(c) Mindful of Leavitt v. Jane L., 518 U.S. 137 (1996), regarding the context of determining the severability of a state section of law regulating abortion, the United States Supreme Court held that an explicit statement of legislative intent is controlling.
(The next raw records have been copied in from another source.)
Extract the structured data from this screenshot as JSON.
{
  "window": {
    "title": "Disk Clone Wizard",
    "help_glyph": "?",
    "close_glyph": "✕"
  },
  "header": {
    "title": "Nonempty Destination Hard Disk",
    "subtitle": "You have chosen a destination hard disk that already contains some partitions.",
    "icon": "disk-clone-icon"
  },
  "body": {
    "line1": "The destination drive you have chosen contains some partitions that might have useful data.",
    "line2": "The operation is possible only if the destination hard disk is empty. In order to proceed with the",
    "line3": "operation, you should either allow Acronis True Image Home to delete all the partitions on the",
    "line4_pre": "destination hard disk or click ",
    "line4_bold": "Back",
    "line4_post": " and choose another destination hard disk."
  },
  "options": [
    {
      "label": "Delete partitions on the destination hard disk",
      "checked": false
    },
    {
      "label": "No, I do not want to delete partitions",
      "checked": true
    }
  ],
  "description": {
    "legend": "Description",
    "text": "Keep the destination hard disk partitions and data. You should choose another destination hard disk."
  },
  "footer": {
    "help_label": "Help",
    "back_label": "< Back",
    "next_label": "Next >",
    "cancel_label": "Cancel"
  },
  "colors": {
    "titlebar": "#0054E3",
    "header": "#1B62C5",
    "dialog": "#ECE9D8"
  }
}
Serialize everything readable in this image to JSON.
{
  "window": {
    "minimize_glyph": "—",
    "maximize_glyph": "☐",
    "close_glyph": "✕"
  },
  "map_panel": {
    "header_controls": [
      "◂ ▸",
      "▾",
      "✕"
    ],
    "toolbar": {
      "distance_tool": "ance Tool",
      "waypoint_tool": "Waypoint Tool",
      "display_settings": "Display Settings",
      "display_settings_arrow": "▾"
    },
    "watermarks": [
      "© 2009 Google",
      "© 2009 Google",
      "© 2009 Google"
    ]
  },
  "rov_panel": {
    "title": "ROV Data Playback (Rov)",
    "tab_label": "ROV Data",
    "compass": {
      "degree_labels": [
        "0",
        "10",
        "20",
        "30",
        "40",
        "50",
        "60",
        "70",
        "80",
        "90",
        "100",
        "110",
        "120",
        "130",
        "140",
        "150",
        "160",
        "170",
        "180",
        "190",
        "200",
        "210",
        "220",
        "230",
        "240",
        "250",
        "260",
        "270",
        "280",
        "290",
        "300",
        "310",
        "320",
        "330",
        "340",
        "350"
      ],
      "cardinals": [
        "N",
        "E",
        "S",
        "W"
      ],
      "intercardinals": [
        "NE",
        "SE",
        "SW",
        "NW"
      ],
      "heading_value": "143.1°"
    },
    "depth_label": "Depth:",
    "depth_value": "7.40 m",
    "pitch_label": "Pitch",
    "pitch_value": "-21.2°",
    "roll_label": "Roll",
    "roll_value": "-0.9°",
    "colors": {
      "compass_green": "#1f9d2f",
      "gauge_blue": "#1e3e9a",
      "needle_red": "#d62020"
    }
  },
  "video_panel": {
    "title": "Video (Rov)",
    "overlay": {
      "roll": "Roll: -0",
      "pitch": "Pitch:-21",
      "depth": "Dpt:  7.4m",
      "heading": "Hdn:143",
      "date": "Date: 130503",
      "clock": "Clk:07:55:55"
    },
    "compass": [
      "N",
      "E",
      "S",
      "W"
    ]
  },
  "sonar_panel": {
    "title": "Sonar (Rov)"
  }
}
Accordingly, it is the intent of the Legislature that every provision, section, subsection, paragraph, sentence, clause, phrase or word in this section and every application of the provisions in this section is severable from each other.  If any application of any provision in this section to any person, group of persons, or circumstances is found by a competent court to be invalid, the remaining applications of that provision to all other persons and circumstances shall be severed and may not be affected.  All constitutionally valid applications of this section shall be severed from any applications that a court finds to be invalid, leaving the valid applications in force, because it is the Legislature's intent and priority that the valid applications be allowed to stand alone.  Even if a reviewing court finds a provision of this statute to impose an undue burden in a large or substantial fraction of relevant cases, the applications that do not represent an undue burden shall be severed from the remaining provisions and shall remain in force, and shall be treated as if the Legislature had enacted a section limited to the persons, group of persons, or circumstances for which the section's application does not present an undue burden.  The Legislature further declares that it would have passed this section and each provision, section, subsection, paragraph, sentence, clause, phrase or word, and all constitutional applications of this section, without regard to the fact that any provision, section, subsection, paragraph, sentence, clause, phrase or word, or applications of this section, were to be declared unconstitutional or to represent an undue burden.

(d) If this section is found by any competent court to be invalid or to impose an undue burden as applied to any person, group of persons, or circumstances, the prohibition shall apply to that person or group of persons or circumstances on the earliest date on which this section can be constitutionally applied.

  (e) If any provisions of this section are found by a competent court to be unconstitutionally vague, then the applications of the provision that do not present constitutional vagueness problems shall be severed and remain in force.

(11) Right of intervention. The Legislature, through one or more sponsors of this act duly appointed by resolution of their respective chamber, may intervene as a matter of right in any case in which the constitutionality of this section is challenged. The Governor may also intervene as a matter of right in any case in which the constitutionality of this section is challenged.

SECTION 2. This act shall take effect and be in force from and after its passage.